Abstract

The collapse of the Soviet Union in 1991 brought about the liberation of five Central Asian Republics (CARs), which have attracted widespread attention because of their geo-strategic location and rich natural resources. Historically, Central Asia has always been the focus of Great Powers due to its geographical extent, strategic location, ethnic diversity and resultant conflict potential. Russian and British Empires played their ‘Great Game’ on this vast chessboard throughout the nineteenth century, in which the Soviet Russia had an ultimate upper hand. The demise of the USSR, the emergence of CARs and discovery of huge quantity of energy resources in the region has resulted in a new ‘Great Game’ between competing regional and extra regional players.
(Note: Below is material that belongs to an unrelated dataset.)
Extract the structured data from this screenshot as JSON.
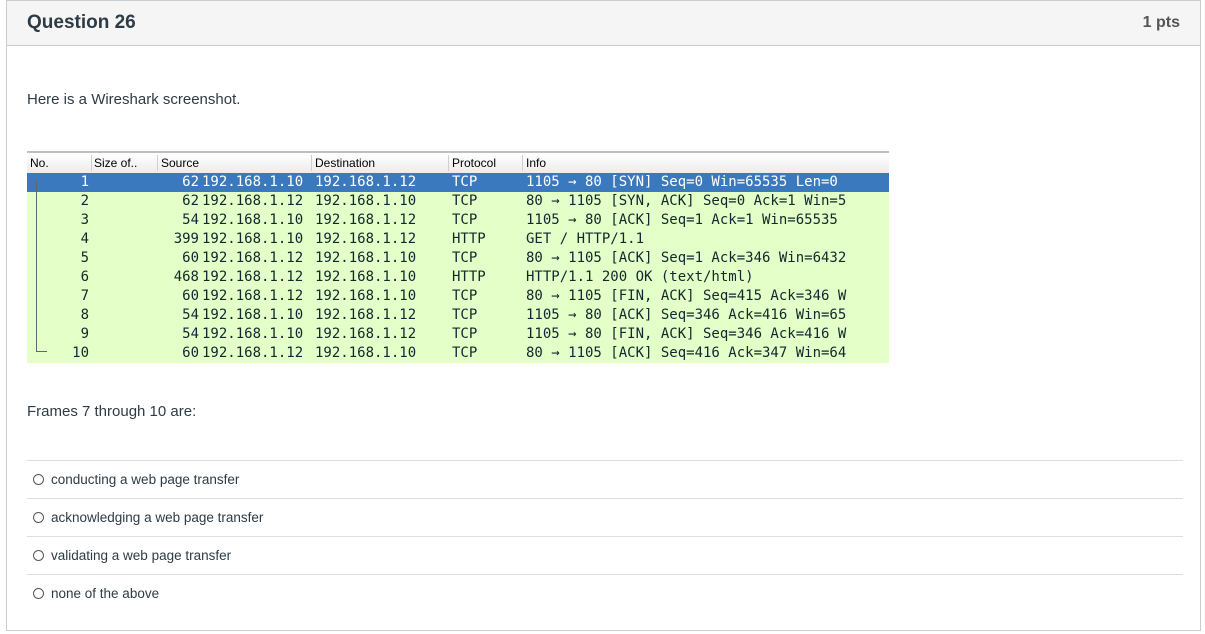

The US intervention in Afghanistan and Iraq is indicative of her future designs and interests in the region, and will have far reaching implications for the regional countries and is likely to evoke sharp reactions and response from them. Strategic location and influence of Central Asia on neighboring region, especially on the Indian Sub-continent, has always made it the focus of extra regional powers.